“The Internet and social networks have been conclusively established as tools for protest, campaigning and circulating information, and as vehicles for freedom,” the report says. “More than ever before, online freedom of expression is now a major foreign and domestic policy issue.”

Following a revolution ousting dictator Muammar Gaddafi, Libya -- in previous years considered an Internet Enemy -- has been removed from both lists.

Two countries, Bahrain and Belarus, have been moved from the "under surveillance" category into "Internet Enemies." Over the last year, Bahrain restricted Internet access during protests and Belarus placed limitations on visiting foreign websites.

The other 10 countries on the Internet Enemies list are Burma, China, Cuba, Iran, North Korea, Saudi Arabia, Syria, Turkmenistan, Uzbekistan and Vietnam.
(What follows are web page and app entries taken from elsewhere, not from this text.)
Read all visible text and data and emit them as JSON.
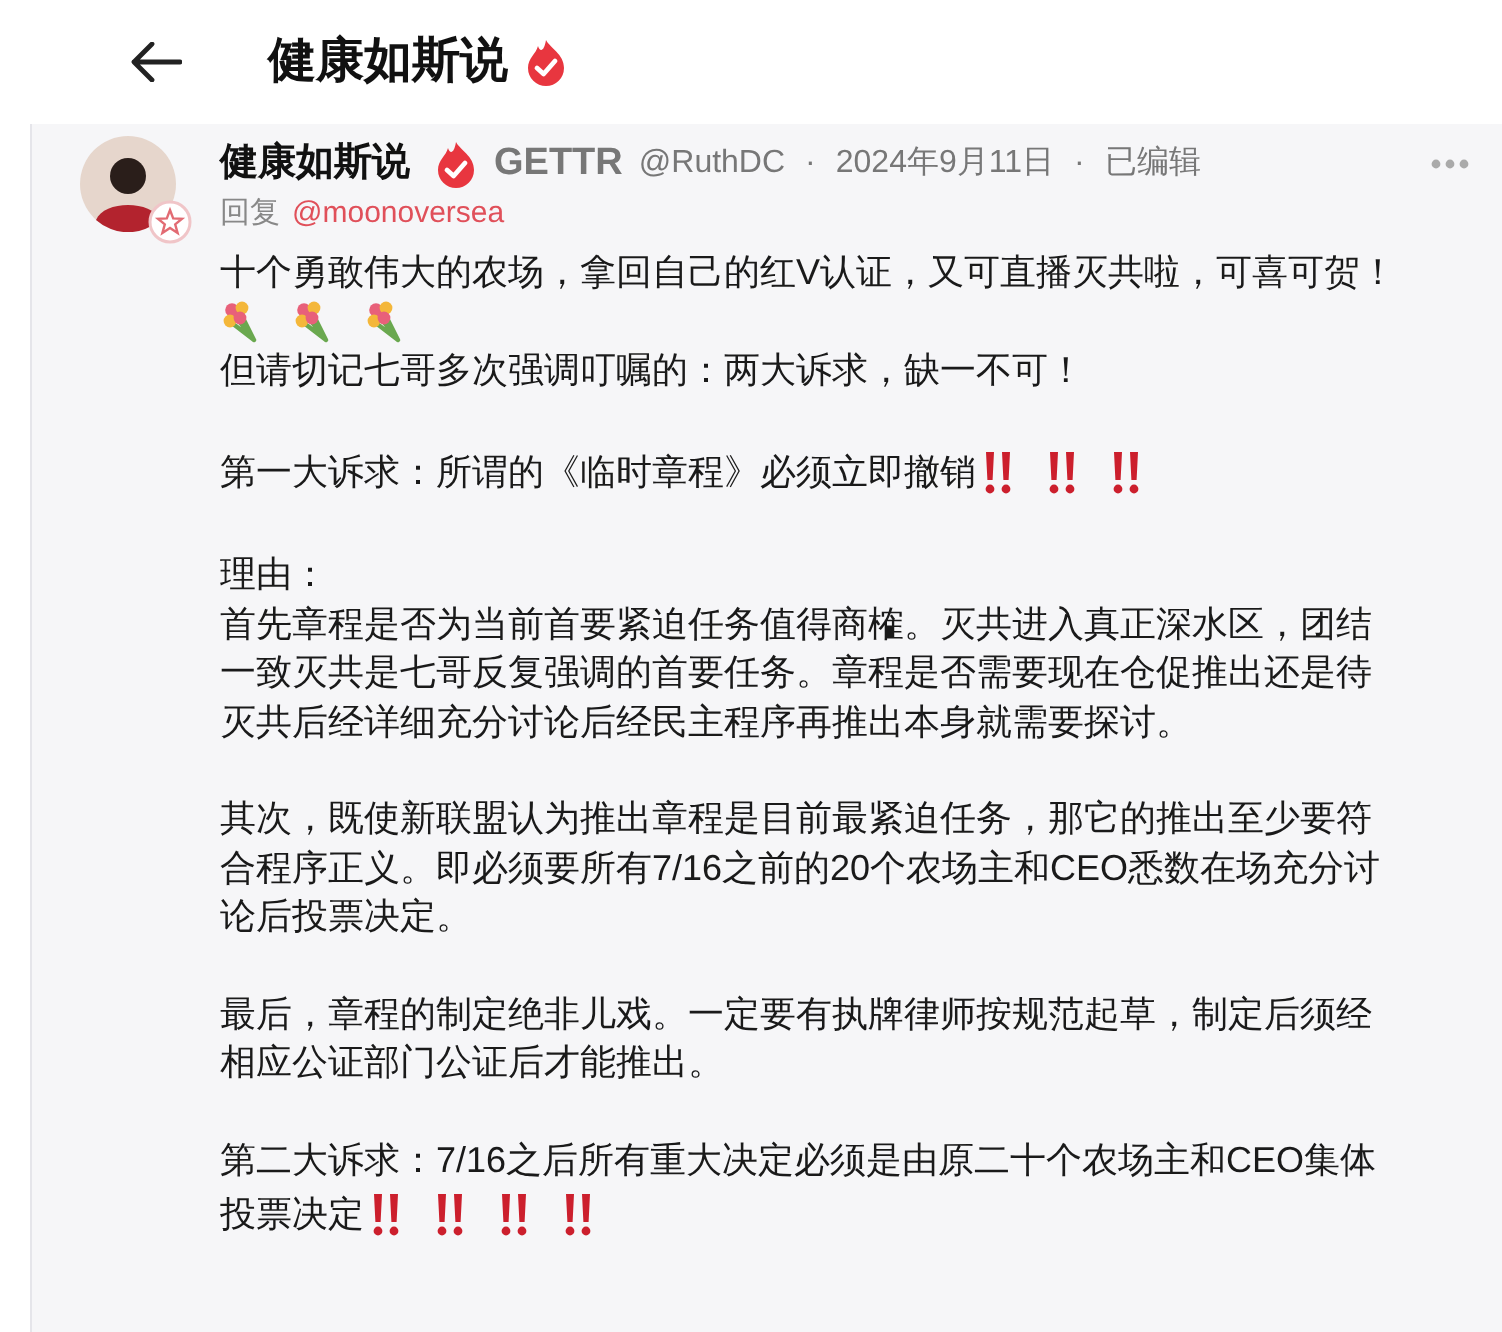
{
  "header": {
    "title": "健康如斯说"
  },
  "post": {
    "author": "健康如斯说",
    "platform": "GETTR",
    "meta": [
      "@RuthDC",
      "·",
      "2024年9月11日",
      "·",
      "已编辑"
    ],
    "reply_label": "回复",
    "reply_to": "@moonoversea",
    "sections": [
      [
        {
          "lines": [
            "十个勇敢伟大的农场，拿回自己的红V认证，又可直播灭共啦，可喜可贺！"
          ]
        },
        {
          "icons": [
            {
              "kind": "bouquet"
            },
            {
              "kind": "bouquet"
            },
            {
              "kind": "bouquet"
            }
          ]
        },
        {
          "lines": [
            "但请切记七哥多次强调叮嘱的：两大诉求，缺一不可！"
          ]
        }
      ],
      [
        {
          "lines": [
            "第一大诉求：所谓的《临时章程》必须立即撤销"
          ],
          "trailing": [
            {
              "kind": "double_exclaim"
            },
            {
              "kind": "double_exclaim"
            },
            {
              "kind": "double_exclaim"
            }
          ]
        }
      ],
      [
        {
          "lines": [
            "理由：",
            "首先章程是否为当前首要紧迫任务值得商榷。灭共进入真正深水区，团结",
            "一致灭共是七哥反复强调的首要任务。章程是否需要现在仓促推出还是待",
            "灭共后经详细充分讨论后经民主程序再推出本身就需要探讨。"
          ]
        }
      ],
      [
        {
          "lines": [
            "其次，既使新联盟认为推出章程是目前最紧迫任务，那它的推出至少要符",
            "合程序正义。即必须要所有7/16之前的20个农场主和CEO悉数在场充分讨",
            "论后投票决定。"
          ]
        }
      ],
      [
        {
          "lines": [
            "最后，章程的制定绝非儿戏。一定要有执牌律师按规范起草，制定后须经",
            "相应公证部门公证后才能推出。"
          ]
        }
      ],
      [
        {
          "lines": [
            "第二大诉求：7/16之后所有重大决定必须是由原二十个农场主和CEO集体",
            "投票决定"
          ],
          "trailing": [
            {
              "kind": "double_exclaim"
            },
            {
              "kind": "double_exclaim"
            },
            {
              "kind": "double_exclaim"
            },
            {
              "kind": "double_exclaim"
            }
          ]
        }
      ]
    ]
  }
}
The 14 under surveillance are Australia, Egypt, Eritrea, France, India, Kazakhstan, Malaysia, Russia, South Korea, Sri Lanka, Thailand, Tunisia, Turkey and the United Arab Emirates.

France's spot on the list is of interest, considering Reporters Without Borders is a French NGO. According to the report, France requires surveillance because of a filtering law and a law that allows Internet access to be cut off from people who illegally download content.

Australia, the other surprise country under surveillance, is on the list because of its national filtering system, which restricts access to child pornography sites and other domains deemed inappropriate.

What do you think of the list? Are their any other countries Reporters Without Borders should have included?

2011's Notable Social Media Uprisings

1. Tunisian Revolution

A 26-year-old Tunisian vegetable vendor set himself on fire Dec. 17, 2010 after police stole produce from his stand. The suicide of Mohamed Bouazizi, a college graduate unable to find work within his field of study, triggered a revolution in his home country that spread across the Arab world.

Young Tunisians began organizing on Facebook and Twitter-- with Bouazi as their role model -- protesting the oppressive regime of the country's 23-year President Zine El Abidine Ben Ali.

On Jan. 14, Ben Ali fled the Tunisia, seeking refuge in Saudi Arabia. His exit triggered similar movements across the region, from Western Sahara to Iran, the most noteworthy of which are highlighted on coming slides.

Click here to view this gallery.

This story originally published on Mashable here.